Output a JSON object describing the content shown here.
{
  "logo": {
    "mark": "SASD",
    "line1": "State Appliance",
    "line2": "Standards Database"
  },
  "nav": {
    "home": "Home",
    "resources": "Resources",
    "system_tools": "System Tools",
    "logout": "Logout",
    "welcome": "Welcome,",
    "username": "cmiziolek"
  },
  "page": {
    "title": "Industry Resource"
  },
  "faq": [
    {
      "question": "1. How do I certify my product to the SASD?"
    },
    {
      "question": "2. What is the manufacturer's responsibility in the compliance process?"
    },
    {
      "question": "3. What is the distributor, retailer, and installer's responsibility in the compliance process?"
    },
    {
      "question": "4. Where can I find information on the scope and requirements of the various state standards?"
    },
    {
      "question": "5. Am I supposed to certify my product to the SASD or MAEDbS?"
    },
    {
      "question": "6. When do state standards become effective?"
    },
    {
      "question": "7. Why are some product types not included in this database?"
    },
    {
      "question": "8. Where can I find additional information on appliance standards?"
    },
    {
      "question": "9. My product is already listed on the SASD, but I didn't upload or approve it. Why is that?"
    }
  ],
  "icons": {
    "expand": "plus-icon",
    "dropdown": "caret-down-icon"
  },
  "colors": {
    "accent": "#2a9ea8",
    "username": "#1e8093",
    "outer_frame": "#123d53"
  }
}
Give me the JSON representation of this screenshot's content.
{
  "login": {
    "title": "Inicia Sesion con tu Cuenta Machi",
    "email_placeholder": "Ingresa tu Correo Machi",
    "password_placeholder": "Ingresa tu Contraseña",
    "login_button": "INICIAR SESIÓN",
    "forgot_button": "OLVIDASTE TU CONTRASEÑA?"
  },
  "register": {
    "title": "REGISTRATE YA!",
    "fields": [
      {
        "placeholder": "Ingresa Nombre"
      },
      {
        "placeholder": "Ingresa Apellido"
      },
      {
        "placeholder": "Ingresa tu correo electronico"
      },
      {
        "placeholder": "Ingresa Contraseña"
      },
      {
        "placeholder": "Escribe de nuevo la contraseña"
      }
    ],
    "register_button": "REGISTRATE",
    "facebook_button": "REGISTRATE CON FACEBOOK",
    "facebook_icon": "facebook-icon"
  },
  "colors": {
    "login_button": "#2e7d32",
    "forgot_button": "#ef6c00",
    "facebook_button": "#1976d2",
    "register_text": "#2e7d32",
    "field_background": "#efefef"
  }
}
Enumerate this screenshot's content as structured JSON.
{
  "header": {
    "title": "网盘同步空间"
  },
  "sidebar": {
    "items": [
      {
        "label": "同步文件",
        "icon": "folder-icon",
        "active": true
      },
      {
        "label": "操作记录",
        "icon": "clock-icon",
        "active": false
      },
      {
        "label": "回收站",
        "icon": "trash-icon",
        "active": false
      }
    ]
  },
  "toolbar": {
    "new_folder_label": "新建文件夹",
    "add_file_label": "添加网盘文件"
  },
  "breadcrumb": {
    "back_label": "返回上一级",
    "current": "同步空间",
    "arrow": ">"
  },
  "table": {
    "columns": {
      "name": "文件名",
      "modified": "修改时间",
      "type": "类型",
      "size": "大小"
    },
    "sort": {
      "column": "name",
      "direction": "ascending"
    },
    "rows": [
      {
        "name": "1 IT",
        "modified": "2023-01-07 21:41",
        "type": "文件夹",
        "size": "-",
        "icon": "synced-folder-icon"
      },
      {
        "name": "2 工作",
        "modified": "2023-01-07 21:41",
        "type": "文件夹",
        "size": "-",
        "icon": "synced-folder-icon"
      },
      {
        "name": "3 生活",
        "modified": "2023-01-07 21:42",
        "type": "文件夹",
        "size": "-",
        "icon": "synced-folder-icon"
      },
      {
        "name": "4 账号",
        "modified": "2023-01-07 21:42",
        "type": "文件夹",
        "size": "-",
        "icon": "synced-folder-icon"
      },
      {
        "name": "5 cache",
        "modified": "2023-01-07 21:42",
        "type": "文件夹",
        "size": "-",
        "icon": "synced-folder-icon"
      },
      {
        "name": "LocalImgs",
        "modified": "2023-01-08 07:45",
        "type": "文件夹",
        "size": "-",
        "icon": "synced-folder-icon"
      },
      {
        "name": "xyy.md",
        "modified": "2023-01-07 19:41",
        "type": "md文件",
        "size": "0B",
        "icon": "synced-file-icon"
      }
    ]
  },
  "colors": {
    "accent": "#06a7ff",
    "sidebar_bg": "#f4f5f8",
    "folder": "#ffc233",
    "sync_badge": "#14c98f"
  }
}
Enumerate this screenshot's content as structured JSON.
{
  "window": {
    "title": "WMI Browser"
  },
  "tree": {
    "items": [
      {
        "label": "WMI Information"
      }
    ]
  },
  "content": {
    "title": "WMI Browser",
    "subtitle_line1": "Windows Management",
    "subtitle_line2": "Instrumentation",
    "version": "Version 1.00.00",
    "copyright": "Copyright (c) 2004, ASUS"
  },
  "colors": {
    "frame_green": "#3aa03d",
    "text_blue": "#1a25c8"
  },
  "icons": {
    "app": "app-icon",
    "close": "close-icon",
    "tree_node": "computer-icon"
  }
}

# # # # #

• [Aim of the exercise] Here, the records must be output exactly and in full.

• [Exercise response]
Output a JSON object describing the content shown here.
{
  "logo": {
    "mark": "SASD",
    "line1": "State Appliance",
    "line2": "Standards Database"
  },
  "nav": {
    "home": "Home",
    "resources": "Resources",
    "system_tools": "System Tools",
    "logout": "Logout",
    "welcome": "Welcome,",
    "username": "cmiziolek"
  },
  "page": {
    "title": "Industry Resource"
  },
  "faq": [
    {
      "question": "1. How do I certify my product to the SASD?"
    },
    {
      "question": "2. What is the manufacturer's responsibility in the compliance process?"
    },
    {
      "question": "3. What is the distributor, retailer, and installer's responsibility in the compliance process?"
    },
    {
      "question": "4. Where can I find information on the scope and requirements of the various state standards?"
    },
    {
      "question": "5. Am I supposed to certify my product to the SASD or MAEDbS?"
    },
    {
      "question": "6. When do state standards become effective?"
    },
    {
      "question": "7. Why are some product types not included in this database?"
    },
    {
      "question": "8. Where can I find additional information on appliance standards?"
    },
    {
      "question": "9. My product is already listed on the SASD, but I didn't upload or approve it. Why is that?"
    }
  ],
  "icons": {
    "expand": "plus-icon",
    "dropdown": "caret-down-icon"
  },
  "colors": {
    "accent": "#2a9ea8",
    "username": "#1e8093",
    "outer_frame": "#123d53"
  }
}
Give me the JSON representation of this screenshot's content.
{
  "login": {
    "title": "Inicia Sesion con tu Cuenta Machi",
    "email_placeholder": "Ingresa tu Correo Machi",
    "password_placeholder": "Ingresa tu Contraseña",
    "login_button": "INICIAR SESIÓN",
    "forgot_button": "OLVIDASTE TU CONTRASEÑA?"
  },
  "register": {
    "title": "REGISTRATE YA!",
    "fields": [
      {
        "placeholder": "Ingresa Nombre"
      },
      {
        "placeholder": "Ingresa Apellido"
      },
      {
        "placeholder": "Ingresa tu correo electronico"
      },
      {
        "placeholder": "Ingresa Contraseña"
      },
      {
        "placeholder": "Escribe de nuevo la contraseña"
      }
    ],
    "register_button": "REGISTRATE",
    "facebook_button": "REGISTRATE CON FACEBOOK",
    "facebook_icon": "facebook-icon"
  },
  "colors": {
    "login_button": "#2e7d32",
    "forgot_button": "#ef6c00",
    "facebook_button": "#1976d2",
    "register_text": "#2e7d32",
    "field_background": "#efefef"
  }
}
Enumerate this screenshot's content as structured JSON.
{
  "header": {
    "title": "网盘同步空间"
  },
  "sidebar": {
    "items": [
      {
        "label": "同步文件",
        "icon": "folder-icon",
        "active": true
      },
      {
        "label": "操作记录",
        "icon": "clock-icon",
        "active": false
      },
      {
        "label": "回收站",
        "icon": "trash-icon",
        "active": false
      }
    ]
  },
  "toolbar": {
    "new_folder_label": "新建文件夹",
    "add_file_label": "添加网盘文件"
  },
  "breadcrumb": {
    "back_label": "返回上一级",
    "current": "同步空间",
    "arrow": ">"
  },
  "table": {
    "columns": {
      "name": "文件名",
      "modified": "修改时间",
      "type": "类型",
      "size": "大小"
    },
    "sort": {
      "column": "name",
      "direction": "ascending"
    },
    "rows": [
      {
        "name": "1 IT",
        "modified": "2023-01-07 21:41",
        "type": "文件夹",
        "size": "-",
        "icon": "synced-folder-icon"
      },
      {
        "name": "2 工作",
        "modified": "2023-01-07 21:41",
        "type": "文件夹",
        "size": "-",
        "icon": "synced-folder-icon"
      },
      {
        "name": "3 生活",
        "modified": "2023-01-07 21:42",
        "type": "文件夹",
        "size": "-",
        "icon": "synced-folder-icon"
      },
      {
        "name": "4 账号",
        "modified": "2023-01-07 21:42",
        "type": "文件夹",
        "size": "-",
        "icon": "synced-folder-icon"
      },
      {
        "name": "5 cache",
        "modified": "2023-01-07 21:42",
        "type": "文件夹",
        "size": "-",
        "icon": "synced-folder-icon"
      },
      {
        "name": "LocalImgs",
        "modified": "2023-01-08 07:45",
        "type": "文件夹",
        "size": "-",
        "icon": "synced-folder-icon"
      },
      {
        "name": "xyy.md",
        "modified": "2023-01-07 19:41",
        "type": "md文件",
        "size": "0B",
        "icon": "synced-file-icon"
      }
    ]
  },
  "colors": {
    "accent": "#06a7ff",
    "sidebar_bg": "#f4f5f8",
    "folder": "#ffc233",
    "sync_badge": "#14c98f"
  }
}
Enumerate this screenshot's content as structured JSON.
{
  "window": {
    "title": "WMI Browser"
  },
  "tree": {
    "items": [
      {
        "label": "WMI Information"
      }
    ]
  },
  "content": {
    "title": "WMI Browser",
    "subtitle_line1": "Windows Management",
    "subtitle_line2": "Instrumentation",
    "version": "Version 1.00.00",
    "copyright": "Copyright (c) 2004, ASUS"
  },
  "colors": {
    "frame_green": "#3aa03d",
    "text_blue": "#1a25c8"
  },
  "icons": {
    "app": "app-icon",
    "close": "close-icon",
    "tree_node": "computer-icon"
  }
}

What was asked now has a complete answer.